__Work item__:
Scan the records for "object". Report each line that includes it.

[Data about app and page elements]
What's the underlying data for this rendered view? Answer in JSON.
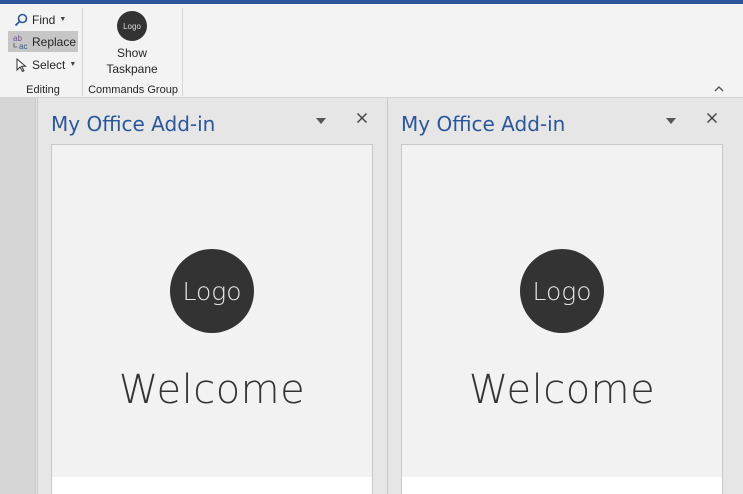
{
  "ribbon": {
    "editing": {
      "find_label": "Find",
      "replace_label": "Replace",
      "replace_icon_text": "ab→ac",
      "select_label": "Select",
      "group_label": "Editing"
    },
    "commands": {
      "logo_text": "Logo",
      "show_taskpane_line1": "Show",
      "show_taskpane_line2": "Taskpane",
      "group_label": "Commands Group"
    },
    "accent_color": "#2b579a"
  },
  "panes": [
    {
      "title": "My Office Add-in",
      "logo_text": "Logo",
      "welcome_text": "Welcome"
    },
    {
      "title": "My Office Add-in",
      "logo_text": "Logo",
      "welcome_text": "Welcome"
    }
  ],
  "icons": {
    "find": "magnifier-icon",
    "replace": "replace-icon",
    "select": "cursor-icon",
    "menu": "chevron-down-icon",
    "close": "close-icon",
    "collapse": "chevron-up-icon"
  }
}
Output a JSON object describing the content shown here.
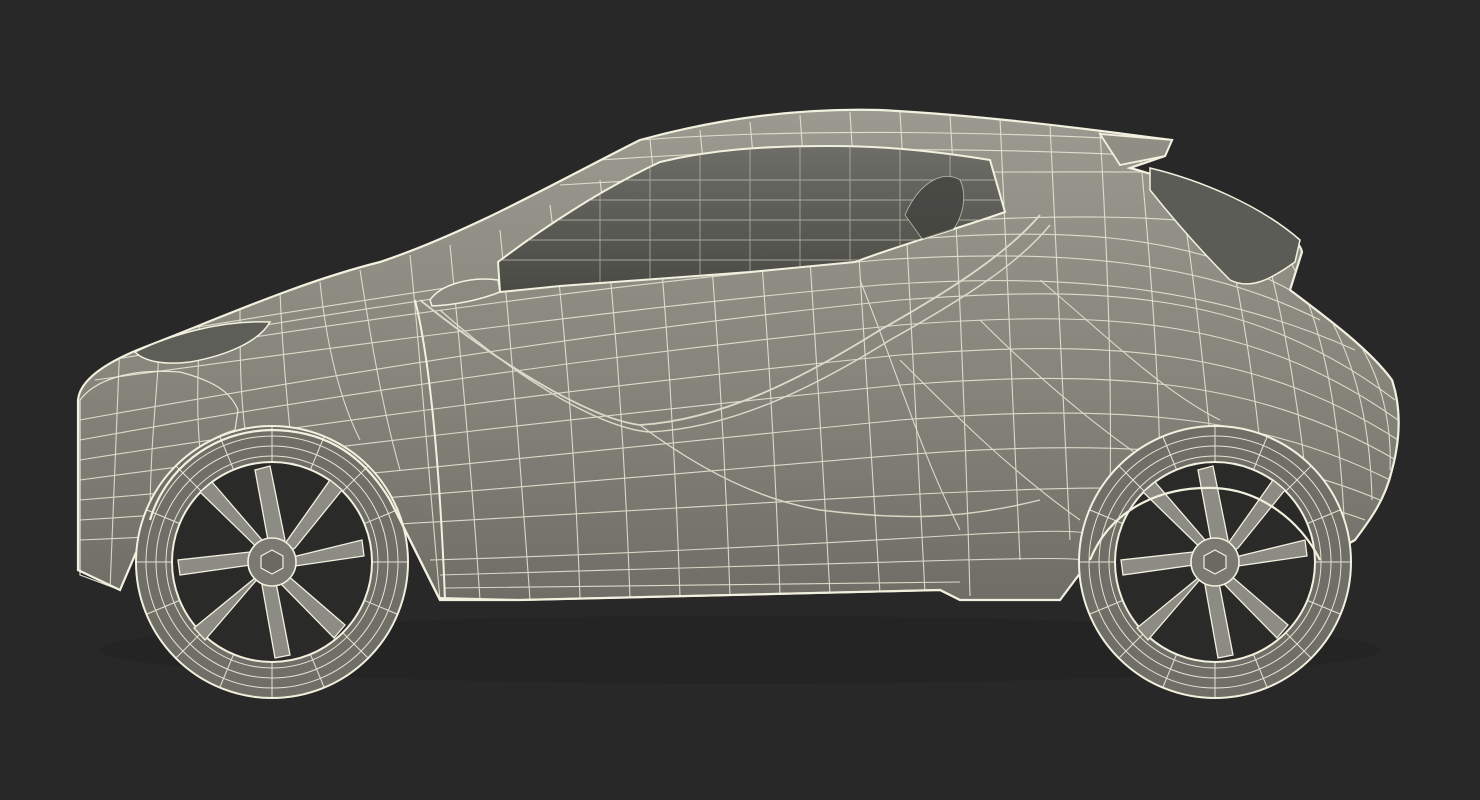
{
  "viewport": {
    "background_color": "#282828",
    "subject": "car-wireframe-side-view"
  },
  "colors": {
    "body_fill": "#8a8a80",
    "body_fill_dark": "#6f6f67",
    "glass_fill": "#55554f",
    "wire": "#f2f0de",
    "wire_dim": "#d8d6c4",
    "tire_dark": "#1a1a1a",
    "rim_fill": "#8c8c84"
  }
}
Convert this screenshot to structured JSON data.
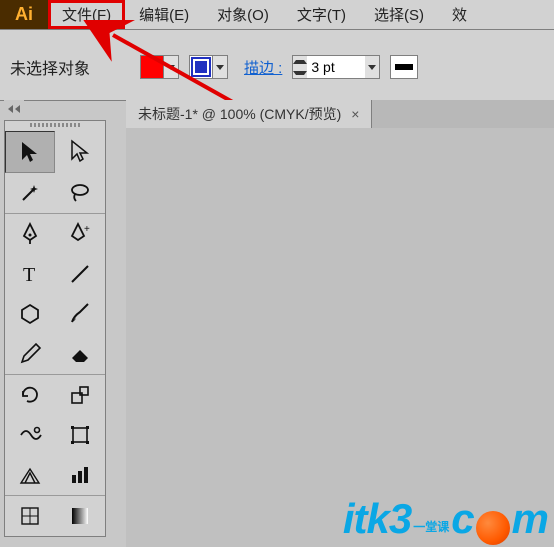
{
  "app_icon": "Ai",
  "menu": {
    "file": "文件(F)",
    "edit": "编辑(E)",
    "object": "对象(O)",
    "type": "文字(T)",
    "select": "选择(S)",
    "effect": "效"
  },
  "options": {
    "no_selection": "未选择对象",
    "stroke_label": "描边 :",
    "stroke_value": "3 pt"
  },
  "tab": {
    "title": "未标题-1* @ 100% (CMYK/预览)",
    "close": "×"
  },
  "watermark": {
    "part1": "itk3",
    "cn": "一堂课",
    "part2": "c",
    "part3": "m"
  }
}
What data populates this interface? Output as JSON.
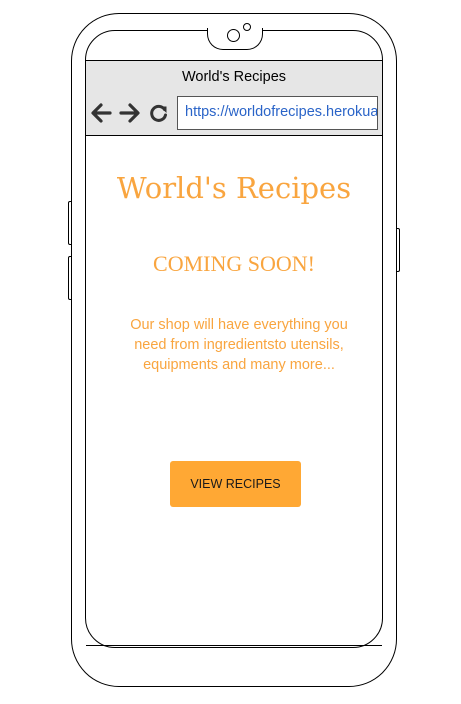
{
  "browser": {
    "tab_title": "World's Recipes",
    "url": "https://worldofrecipes.herokuapp.com",
    "icons": [
      "arrow-left-icon",
      "arrow-right-icon",
      "reload-icon"
    ]
  },
  "page": {
    "title": "World's Recipes",
    "coming_soon": "COMING SOON!",
    "description": "Our shop will have everything you need from ingredientsto utensils, equipments and many more...",
    "cta_label": "VIEW RECIPES"
  },
  "colors": {
    "accent": "#f9a53f",
    "button": "#ffa834",
    "browser_bar": "#e6e6e6",
    "link": "#2a64c8"
  }
}
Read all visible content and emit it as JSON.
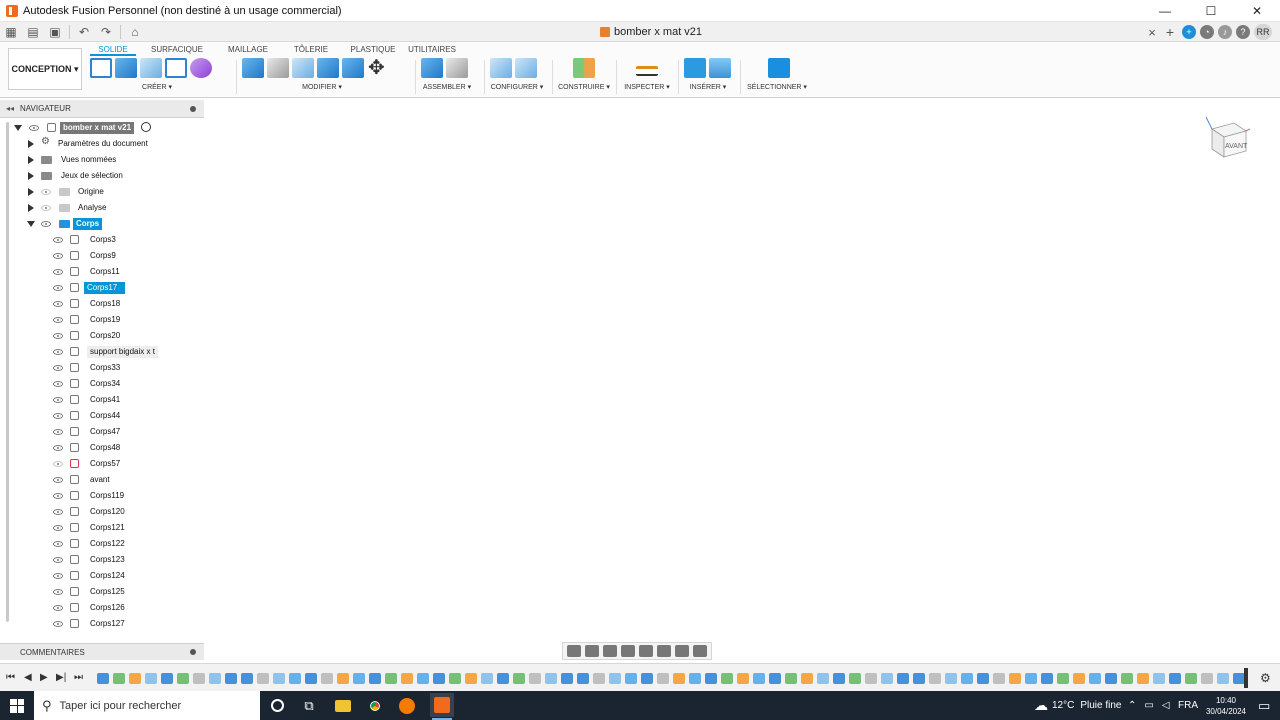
{
  "window": {
    "title": "Autodesk Fusion Personnel (non destiné à un usage commercial)",
    "minimize": "—",
    "maximize": "☐",
    "close": "✕"
  },
  "quickaccess": {
    "doc_tab": "bomber x mat v21",
    "doc_close": "×",
    "add_tab": "+",
    "avatar": "RR"
  },
  "ribbon": {
    "workspace": "CONCEPTION ▾",
    "tabs": [
      "SOLIDE",
      "SURFACIQUE",
      "MAILLAGE",
      "TÔLERIE",
      "PLASTIQUE",
      "UTILITAIRES"
    ],
    "groups": {
      "create": "CRÉER ▾",
      "modify": "MODIFIER ▾",
      "assemble": "ASSEMBLER ▾",
      "configure": "CONFIGURER ▾",
      "construct": "CONSTRUIRE ▾",
      "inspect": "INSPECTER ▾",
      "insert": "INSÉRER ▾",
      "select": "SÉLECTIONNER ▾"
    }
  },
  "navigator": {
    "header": "NAVIGATEUR",
    "root": "bomber x mat v21",
    "folders": [
      {
        "label": "Paramètres du document"
      },
      {
        "label": "Vues nommées"
      },
      {
        "label": "Jeux de sélection"
      },
      {
        "label": "Origine"
      },
      {
        "label": "Analyse"
      },
      {
        "label": "Corps"
      }
    ],
    "bodies": [
      "Corps3",
      "Corps9",
      "Corps11",
      "Corps17",
      "Corps18",
      "Corps19",
      "Corps20",
      "support bigdaix x t",
      "Corps33",
      "Corps34",
      "Corps41",
      "Corps44",
      "Corps47",
      "Corps48",
      "Corps57",
      "avant",
      "Corps119",
      "Corps120",
      "Corps121",
      "Corps122",
      "Corps123",
      "Corps124",
      "Corps125",
      "Corps126",
      "Corps127"
    ],
    "selected_body": "Corps17"
  },
  "comments": {
    "header": "COMMENTAIRES"
  },
  "viewcube": {
    "label": "AVANT"
  },
  "taskbar": {
    "search_placeholder": "Taper ici pour rechercher",
    "weather_temp": "12°C",
    "weather_text": "Pluie fine",
    "language": "FRA",
    "time": "10:40",
    "date": "30/04/2024"
  },
  "colors": {
    "accent": "#0696d7",
    "model_gray": "#8a8782",
    "taskbar": "#1b2431"
  }
}
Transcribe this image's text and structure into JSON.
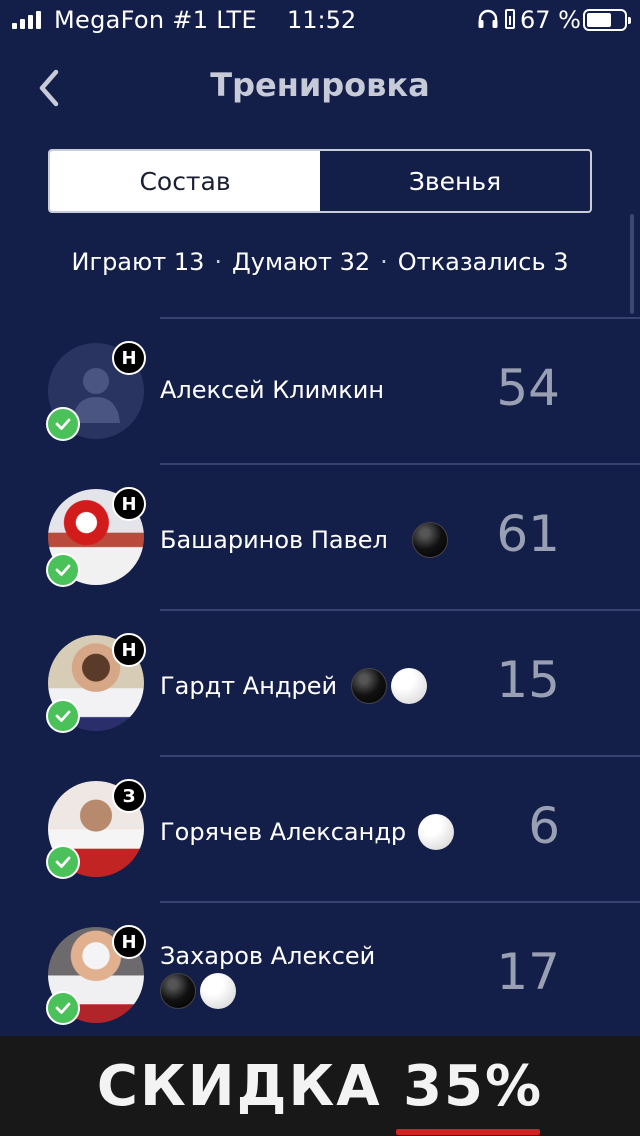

__Solution to this exercise__:
Output a JSON object describing the content shown here.
    "object": "对象(O)",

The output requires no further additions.